Source data:
______
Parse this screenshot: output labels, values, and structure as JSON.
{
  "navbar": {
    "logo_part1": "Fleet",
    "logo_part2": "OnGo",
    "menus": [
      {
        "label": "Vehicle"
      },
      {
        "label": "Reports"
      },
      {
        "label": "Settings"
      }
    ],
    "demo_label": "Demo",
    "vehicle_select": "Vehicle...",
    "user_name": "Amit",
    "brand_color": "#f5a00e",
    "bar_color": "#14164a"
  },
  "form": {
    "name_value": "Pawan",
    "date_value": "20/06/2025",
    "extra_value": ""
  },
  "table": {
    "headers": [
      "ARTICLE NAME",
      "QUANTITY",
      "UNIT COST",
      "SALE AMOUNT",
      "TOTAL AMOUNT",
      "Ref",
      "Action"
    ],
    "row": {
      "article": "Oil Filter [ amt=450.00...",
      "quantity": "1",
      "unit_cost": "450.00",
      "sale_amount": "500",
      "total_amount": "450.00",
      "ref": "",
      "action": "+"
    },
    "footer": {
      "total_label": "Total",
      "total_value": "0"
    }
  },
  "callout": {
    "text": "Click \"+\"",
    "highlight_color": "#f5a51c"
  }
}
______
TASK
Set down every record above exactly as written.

SOLUTION FOR THIS TASK
Parse this screenshot: output labels, values, and structure as JSON.
{
  "navbar": {
    "logo_part1": "Fleet",
    "logo_part2": "OnGo",
    "menus": [
      {
        "label": "Vehicle"
      },
      {
        "label": "Reports"
      },
      {
        "label": "Settings"
      }
    ],
    "demo_label": "Demo",
    "vehicle_select": "Vehicle...",
    "user_name": "Amit",
    "brand_color": "#f5a00e",
    "bar_color": "#14164a"
  },
  "form": {
    "name_value": "Pawan",
    "date_value": "20/06/2025",
    "extra_value": ""
  },
  "table": {
    "headers": [
      "ARTICLE NAME",
      "QUANTITY",
      "UNIT COST",
      "SALE AMOUNT",
      "TOTAL AMOUNT",
      "Ref",
      "Action"
    ],
    "row": {
      "article": "Oil Filter [ amt=450.00...",
      "quantity": "1",
      "unit_cost": "450.00",
      "sale_amount": "500",
      "total_amount": "450.00",
      "ref": "",
      "action": "+"
    },
    "footer": {
      "total_label": "Total",
      "total_value": "0"
    }
  },
  "callout": {
    "text": "Click \"+\"",
    "highlight_color": "#f5a51c"
  }
}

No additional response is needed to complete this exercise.